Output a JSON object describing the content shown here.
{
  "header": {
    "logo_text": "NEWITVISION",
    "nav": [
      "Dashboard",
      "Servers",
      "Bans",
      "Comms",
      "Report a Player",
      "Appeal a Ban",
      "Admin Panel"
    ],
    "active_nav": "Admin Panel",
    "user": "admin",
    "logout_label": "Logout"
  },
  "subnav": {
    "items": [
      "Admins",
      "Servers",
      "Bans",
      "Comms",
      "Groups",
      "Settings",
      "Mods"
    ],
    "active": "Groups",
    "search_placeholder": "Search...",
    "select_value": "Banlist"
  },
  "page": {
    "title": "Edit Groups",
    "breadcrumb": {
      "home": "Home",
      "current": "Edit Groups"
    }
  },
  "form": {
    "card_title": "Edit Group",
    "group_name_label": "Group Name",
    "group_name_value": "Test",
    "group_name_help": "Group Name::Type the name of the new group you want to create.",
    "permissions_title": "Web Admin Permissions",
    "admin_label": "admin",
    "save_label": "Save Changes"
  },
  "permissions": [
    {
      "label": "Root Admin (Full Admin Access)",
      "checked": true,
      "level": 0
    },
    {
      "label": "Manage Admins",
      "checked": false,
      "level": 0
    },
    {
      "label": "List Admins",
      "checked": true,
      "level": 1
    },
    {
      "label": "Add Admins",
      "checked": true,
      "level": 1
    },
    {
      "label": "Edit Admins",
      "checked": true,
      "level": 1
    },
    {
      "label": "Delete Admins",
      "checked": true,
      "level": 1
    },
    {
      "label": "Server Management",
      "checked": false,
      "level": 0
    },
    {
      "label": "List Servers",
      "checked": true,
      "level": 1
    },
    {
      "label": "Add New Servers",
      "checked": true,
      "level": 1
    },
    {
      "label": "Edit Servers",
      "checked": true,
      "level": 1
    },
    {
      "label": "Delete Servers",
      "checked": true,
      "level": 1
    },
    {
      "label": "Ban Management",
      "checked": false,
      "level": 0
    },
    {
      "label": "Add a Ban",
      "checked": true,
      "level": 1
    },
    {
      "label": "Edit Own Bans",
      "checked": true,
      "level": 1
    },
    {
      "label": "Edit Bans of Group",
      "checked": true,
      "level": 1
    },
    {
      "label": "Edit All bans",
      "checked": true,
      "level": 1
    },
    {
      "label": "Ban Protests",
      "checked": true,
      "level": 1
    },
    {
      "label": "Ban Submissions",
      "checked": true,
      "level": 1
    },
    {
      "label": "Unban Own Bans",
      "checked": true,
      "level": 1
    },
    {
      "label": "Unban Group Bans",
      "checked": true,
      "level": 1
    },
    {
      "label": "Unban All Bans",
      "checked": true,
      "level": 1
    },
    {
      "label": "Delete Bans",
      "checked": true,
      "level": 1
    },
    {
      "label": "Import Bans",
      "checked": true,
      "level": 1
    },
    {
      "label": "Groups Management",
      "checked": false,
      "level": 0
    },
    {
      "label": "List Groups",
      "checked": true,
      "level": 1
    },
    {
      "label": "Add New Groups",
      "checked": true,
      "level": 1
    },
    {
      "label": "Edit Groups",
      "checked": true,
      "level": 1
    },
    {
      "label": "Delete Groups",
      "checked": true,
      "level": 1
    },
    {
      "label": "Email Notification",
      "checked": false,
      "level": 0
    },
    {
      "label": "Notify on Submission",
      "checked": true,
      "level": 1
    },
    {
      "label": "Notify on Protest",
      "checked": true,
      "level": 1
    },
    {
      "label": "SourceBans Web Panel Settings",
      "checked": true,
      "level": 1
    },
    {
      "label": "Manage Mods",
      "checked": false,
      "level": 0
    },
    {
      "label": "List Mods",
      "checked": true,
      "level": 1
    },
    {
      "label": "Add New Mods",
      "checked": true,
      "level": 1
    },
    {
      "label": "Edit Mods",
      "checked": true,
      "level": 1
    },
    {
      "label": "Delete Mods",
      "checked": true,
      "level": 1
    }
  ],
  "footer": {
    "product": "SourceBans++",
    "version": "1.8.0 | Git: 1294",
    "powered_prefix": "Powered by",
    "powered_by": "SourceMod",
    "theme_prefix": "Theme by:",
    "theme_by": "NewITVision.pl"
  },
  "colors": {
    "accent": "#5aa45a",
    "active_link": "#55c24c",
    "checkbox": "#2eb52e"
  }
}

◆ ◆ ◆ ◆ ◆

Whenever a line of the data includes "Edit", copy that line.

    "title": "Edit Groups",
      "current": "Edit Groups"
    "card_title": "Edit Group",
      "label": "Edit Admins",
      "label": "Edit Servers",
      "label": "Edit Own Bans",
      "label": "Edit Bans of Group",
      "label": "Edit All bans",
      "label": "Edit Groups",
      "label": "Edit Mods",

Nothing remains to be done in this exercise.